▶ **Task brief**:
Print the full listing below exactly, keeping every character as it stands.

----------------------------------------

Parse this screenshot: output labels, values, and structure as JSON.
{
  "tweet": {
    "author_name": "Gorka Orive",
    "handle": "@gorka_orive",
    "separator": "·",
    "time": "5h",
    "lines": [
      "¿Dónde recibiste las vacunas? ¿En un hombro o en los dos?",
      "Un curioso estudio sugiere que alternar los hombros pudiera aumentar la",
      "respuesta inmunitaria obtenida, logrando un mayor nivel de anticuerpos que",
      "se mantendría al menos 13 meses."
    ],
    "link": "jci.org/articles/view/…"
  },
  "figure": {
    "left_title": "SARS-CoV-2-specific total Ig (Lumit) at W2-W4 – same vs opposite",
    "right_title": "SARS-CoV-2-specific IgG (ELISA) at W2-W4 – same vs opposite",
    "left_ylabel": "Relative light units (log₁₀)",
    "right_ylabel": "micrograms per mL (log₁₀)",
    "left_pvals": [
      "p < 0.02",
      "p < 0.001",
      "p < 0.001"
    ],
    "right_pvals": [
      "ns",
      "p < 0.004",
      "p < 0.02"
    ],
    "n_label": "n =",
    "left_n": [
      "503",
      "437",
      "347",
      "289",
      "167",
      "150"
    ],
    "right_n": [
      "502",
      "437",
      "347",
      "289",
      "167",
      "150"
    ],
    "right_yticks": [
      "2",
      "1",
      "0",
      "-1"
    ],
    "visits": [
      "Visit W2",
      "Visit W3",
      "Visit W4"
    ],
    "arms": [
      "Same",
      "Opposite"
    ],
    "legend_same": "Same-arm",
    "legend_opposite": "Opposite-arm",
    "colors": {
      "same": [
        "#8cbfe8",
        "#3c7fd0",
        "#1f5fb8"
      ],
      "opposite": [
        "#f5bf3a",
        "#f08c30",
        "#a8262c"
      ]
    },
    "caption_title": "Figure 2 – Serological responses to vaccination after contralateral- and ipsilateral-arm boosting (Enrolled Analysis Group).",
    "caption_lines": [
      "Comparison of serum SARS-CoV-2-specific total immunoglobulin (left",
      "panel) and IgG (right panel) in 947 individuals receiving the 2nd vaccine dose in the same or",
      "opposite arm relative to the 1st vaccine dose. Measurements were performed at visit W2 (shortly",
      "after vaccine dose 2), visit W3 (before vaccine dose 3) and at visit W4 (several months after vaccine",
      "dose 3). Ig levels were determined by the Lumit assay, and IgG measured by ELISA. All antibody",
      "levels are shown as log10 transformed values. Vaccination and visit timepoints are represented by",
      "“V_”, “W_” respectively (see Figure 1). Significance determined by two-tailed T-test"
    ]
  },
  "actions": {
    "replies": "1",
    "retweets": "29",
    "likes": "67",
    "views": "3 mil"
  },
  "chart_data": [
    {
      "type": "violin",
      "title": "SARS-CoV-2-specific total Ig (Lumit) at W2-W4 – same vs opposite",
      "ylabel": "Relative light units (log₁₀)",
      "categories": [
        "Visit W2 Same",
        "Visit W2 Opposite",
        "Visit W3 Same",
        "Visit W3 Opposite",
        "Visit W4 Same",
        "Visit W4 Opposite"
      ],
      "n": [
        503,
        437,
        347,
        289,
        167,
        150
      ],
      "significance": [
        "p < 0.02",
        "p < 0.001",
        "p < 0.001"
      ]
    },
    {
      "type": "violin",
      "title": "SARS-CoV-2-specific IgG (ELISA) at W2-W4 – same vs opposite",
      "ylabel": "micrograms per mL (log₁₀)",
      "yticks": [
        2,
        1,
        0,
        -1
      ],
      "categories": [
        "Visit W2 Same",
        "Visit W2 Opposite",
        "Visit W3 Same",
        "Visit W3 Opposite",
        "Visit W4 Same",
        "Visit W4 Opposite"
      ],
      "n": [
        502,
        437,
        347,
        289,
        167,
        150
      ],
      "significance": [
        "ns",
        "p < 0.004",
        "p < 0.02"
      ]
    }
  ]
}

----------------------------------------

▶ **Problem solution**:
Parse this screenshot: output labels, values, and structure as JSON.
{
  "tweet": {
    "author_name": "Gorka Orive",
    "handle": "@gorka_orive",
    "separator": "·",
    "time": "5h",
    "lines": [
      "¿Dónde recibiste las vacunas? ¿En un hombro o en los dos?",
      "Un curioso estudio sugiere que alternar los hombros pudiera aumentar la",
      "respuesta inmunitaria obtenida, logrando un mayor nivel de anticuerpos que",
      "se mantendría al menos 13 meses."
    ],
    "link": "jci.org/articles/view/…"
  },
  "figure": {
    "left_title": "SARS-CoV-2-specific total Ig (Lumit) at W2-W4 – same vs opposite",
    "right_title": "SARS-CoV-2-specific IgG (ELISA) at W2-W4 – same vs opposite",
    "left_ylabel": "Relative light units (log₁₀)",
    "right_ylabel": "micrograms per mL (log₁₀)",
    "left_pvals": [
      "p < 0.02",
      "p < 0.001",
      "p < 0.001"
    ],
    "right_pvals": [
      "ns",
      "p < 0.004",
      "p < 0.02"
    ],
    "n_label": "n =",
    "left_n": [
      "503",
      "437",
      "347",
      "289",
      "167",
      "150"
    ],
    "right_n": [
      "502",
      "437",
      "347",
      "289",
      "167",
      "150"
    ],
    "right_yticks": [
      "2",
      "1",
      "0",
      "-1"
    ],
    "visits": [
      "Visit W2",
      "Visit W3",
      "Visit W4"
    ],
    "arms": [
      "Same",
      "Opposite"
    ],
    "legend_same": "Same-arm",
    "legend_opposite": "Opposite-arm",
    "colors": {
      "same": [
        "#8cbfe8",
        "#3c7fd0",
        "#1f5fb8"
      ],
      "opposite": [
        "#f5bf3a",
        "#f08c30",
        "#a8262c"
      ]
    },
    "caption_title": "Figure 2 – Serological responses to vaccination after contralateral- and ipsilateral-arm boosting (Enrolled Analysis Group).",
    "caption_lines": [
      "Comparison of serum SARS-CoV-2-specific total immunoglobulin (left",
      "panel) and IgG (right panel) in 947 individuals receiving the 2nd vaccine dose in the same or",
      "opposite arm relative to the 1st vaccine dose. Measurements were performed at visit W2 (shortly",
      "after vaccine dose 2), visit W3 (before vaccine dose 3) and at visit W4 (several months after vaccine",
      "dose 3). Ig levels were determined by the Lumit assay, and IgG measured by ELISA. All antibody",
      "levels are shown as log10 transformed values. Vaccination and visit timepoints are represented by",
      "“V_”, “W_” respectively (see Figure 1). Significance determined by two-tailed T-test"
    ]
  },
  "actions": {
    "replies": "1",
    "retweets": "29",
    "likes": "67",
    "views": "3 mil"
  },
  "chart_data": [
    {
      "type": "violin",
      "title": "SARS-CoV-2-specific total Ig (Lumit) at W2-W4 – same vs opposite",
      "ylabel": "Relative light units (log₁₀)",
      "categories": [
        "Visit W2 Same",
        "Visit W2 Opposite",
        "Visit W3 Same",
        "Visit W3 Opposite",
        "Visit W4 Same",
        "Visit W4 Opposite"
      ],
      "n": [
        503,
        437,
        347,
        289,
        167,
        150
      ],
      "significance": [
        "p < 0.02",
        "p < 0.001",
        "p < 0.001"
      ]
    },
    {
      "type": "violin",
      "title": "SARS-CoV-2-specific IgG (ELISA) at W2-W4 – same vs opposite",
      "ylabel": "micrograms per mL (log₁₀)",
      "yticks": [
        2,
        1,
        0,
        -1
      ],
      "categories": [
        "Visit W2 Same",
        "Visit W2 Opposite",
        "Visit W3 Same",
        "Visit W3 Opposite",
        "Visit W4 Same",
        "Visit W4 Opposite"
      ],
      "n": [
        502,
        437,
        347,
        289,
        167,
        150
      ],
      "significance": [
        "ns",
        "p < 0.004",
        "p < 0.02"
      ]
    }
  ]
}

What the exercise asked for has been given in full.